(Exercise):
Report every line from the following entries that contains the string "Step".

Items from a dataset
■ ■ ■ ■

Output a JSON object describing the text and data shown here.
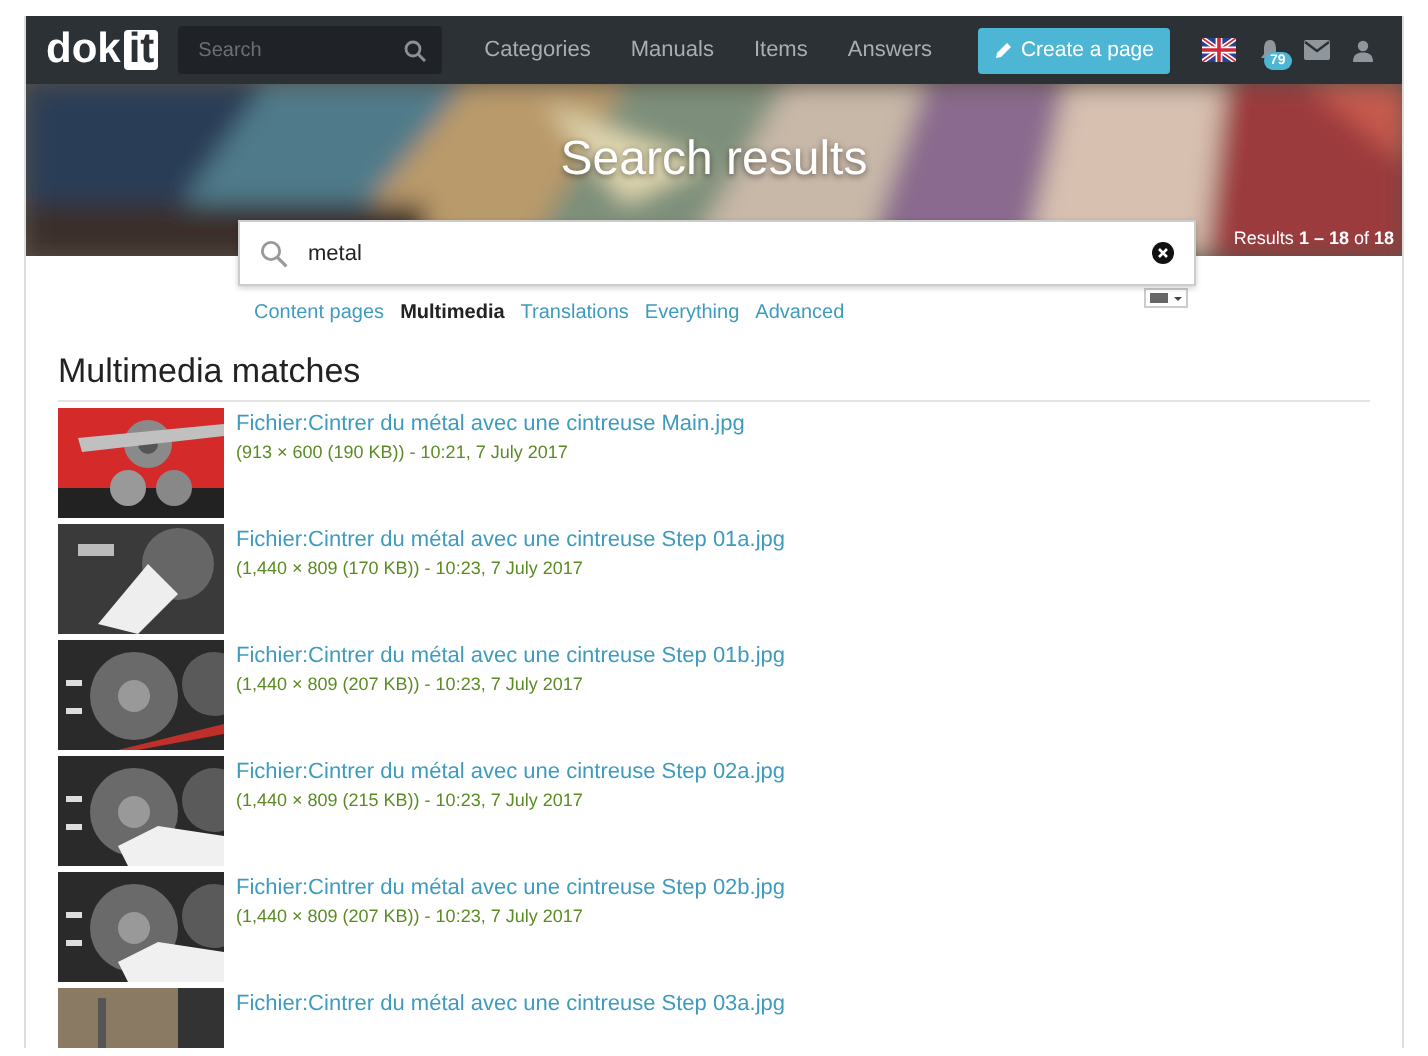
{
  "navbar": {
    "logo": {
      "part1": "dok",
      "part2": "it"
    },
    "search": {
      "placeholder": "Search"
    },
    "links": [
      "Categories",
      "Manuals",
      "Items",
      "Answers"
    ],
    "create_button": "Create a page",
    "notifications": {
      "count": "79"
    }
  },
  "banner": {
    "title": "Search results",
    "results": "Results **1 – 18** of **18**"
  },
  "search": {
    "value": "metal"
  },
  "tabs": [
    {
      "label": "Content pages",
      "selected": false
    },
    {
      "label": "Multimedia",
      "selected": true
    },
    {
      "label": "Translations",
      "selected": false
    },
    {
      "label": "Everything",
      "selected": false
    },
    {
      "label": "Advanced",
      "selected": false
    }
  ],
  "section_title": "Multimedia matches",
  "results": [
    {
      "title": "Fichier:Cintrer du métal avec une cintreuse Main.jpg",
      "meta": "(913 × 600 (190 KB)) - 10:21, 7 July 2017"
    },
    {
      "title": "Fichier:Cintrer du métal avec une cintreuse Step 01a.jpg",
      "meta": "(1,440 × 809 (170 KB)) - 10:23, 7 July 2017"
    },
    {
      "title": "Fichier:Cintrer du métal avec une cintreuse Step 01b.jpg",
      "meta": "(1,440 × 809 (207 KB)) - 10:23, 7 July 2017"
    },
    {
      "title": "Fichier:Cintrer du métal avec une cintreuse Step 02a.jpg",
      "meta": "(1,440 × 809 (215 KB)) - 10:23, 7 July 2017"
    },
    {
      "title": "Fichier:Cintrer du métal avec une cintreuse Step 02b.jpg",
      "meta": "(1,440 × 809 (207 KB)) - 10:23, 7 July 2017"
    },
    {
      "title": "Fichier:Cintrer du métal avec une cintreuse Step 03a.jpg"
    }
  ]
}
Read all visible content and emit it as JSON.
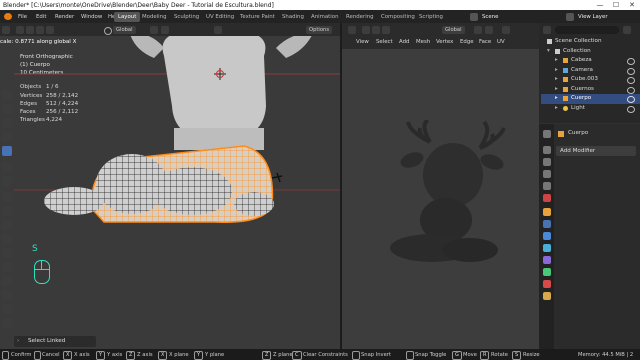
{
  "titlebar": {
    "title": "Blender* [C:\\Users\\monte\\OneDrive\\Blender\\Deer\\Baby Deer - Tutorial de Escultura.blend]",
    "minimize": "—",
    "maximize": "☐",
    "close": "✕"
  },
  "menubar": {
    "items": [
      "File",
      "Edit",
      "Render",
      "Window",
      "Help"
    ],
    "workspaces": [
      "Layout",
      "Modeling",
      "Sculpting",
      "UV Editing",
      "Texture Paint",
      "Shading",
      "Animation",
      "Rendering",
      "Compositing",
      "Scripting"
    ],
    "scene": "Scene",
    "view_layer": "View Layer"
  },
  "viewport_left": {
    "orientation": "Global",
    "options": "Options",
    "operator_hint": "cale: 0.8771 along global X",
    "view_name": "Front Orthographic",
    "object_name": "(1) Cuerpo",
    "scale_text": "10 Centimeters",
    "stats": {
      "objects_label": "Objects",
      "objects_value": "1 / 6",
      "vertices_label": "Vertices",
      "vertices_value": "258 / 2,142",
      "edges_label": "Edges",
      "edges_value": "512 / 4,224",
      "faces_label": "Faces",
      "faces_value": "256 / 2,112",
      "triangles_label": "Triangles",
      "triangles_value": "4,224"
    },
    "key_overlay": "S",
    "last_operator": "Select Linked"
  },
  "viewport_right": {
    "menus": [
      "View",
      "Select",
      "Add",
      "Mesh",
      "Vertex",
      "Edge",
      "Face",
      "UV"
    ],
    "orientation": "Global"
  },
  "outliner": {
    "search_placeholder": "",
    "root": "Scene Collection",
    "collection": "Collection",
    "items": [
      {
        "label": "Cabeza",
        "selected": false,
        "color": "#e8a33b"
      },
      {
        "label": "Camera",
        "selected": false,
        "color": "#5fa8d8"
      },
      {
        "label": "Cube.003",
        "selected": false,
        "color": "#e8a33b"
      },
      {
        "label": "Cuernos",
        "selected": false,
        "color": "#e8a33b"
      },
      {
        "label": "Cuerpo",
        "selected": true,
        "color": "#e8a33b"
      },
      {
        "label": "Light",
        "selected": false,
        "color": "#e8c44b"
      }
    ]
  },
  "properties": {
    "object_name": "Cuerpo",
    "add_modifier": "Add Modifier"
  },
  "statusbar": {
    "items": [
      {
        "key": "",
        "label": "Confirm"
      },
      {
        "key": "",
        "label": "Cancel"
      },
      {
        "key": "X",
        "label": "X axis"
      },
      {
        "key": "Y",
        "label": "Y axis"
      },
      {
        "key": "Z",
        "label": "Z axis"
      },
      {
        "key": "X",
        "label": "X plane"
      },
      {
        "key": "Y",
        "label": "Y plane"
      },
      {
        "key": "Z",
        "label": "Z plane"
      },
      {
        "key": "C",
        "label": "Clear Constraints"
      },
      {
        "key": "",
        "label": "Snap Invert"
      },
      {
        "key": "",
        "label": "Snap Toggle"
      },
      {
        "key": "G",
        "label": "Move"
      },
      {
        "key": "R",
        "label": "Rotate"
      },
      {
        "key": "S",
        "label": "Resize"
      }
    ],
    "memory": "Memory: 44.5 MiB | 2"
  },
  "colors": {
    "accent": "#4772b3",
    "selection_orange": "#ff8c1a",
    "ui_dark": "#232323"
  }
}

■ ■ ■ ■

(Output for this exercise):
      "title": "Fichier:Cintrer du métal avec une cintreuse Step 01a.jpg",
      "title": "Fichier:Cintrer du métal avec une cintreuse Step 01b.jpg",
      "title": "Fichier:Cintrer du métal avec une cintreuse Step 02a.jpg",
      "title": "Fichier:Cintrer du métal avec une cintreuse Step 02b.jpg",
      "title": "Fichier:Cintrer du métal avec une cintreuse Step 03a.jpg"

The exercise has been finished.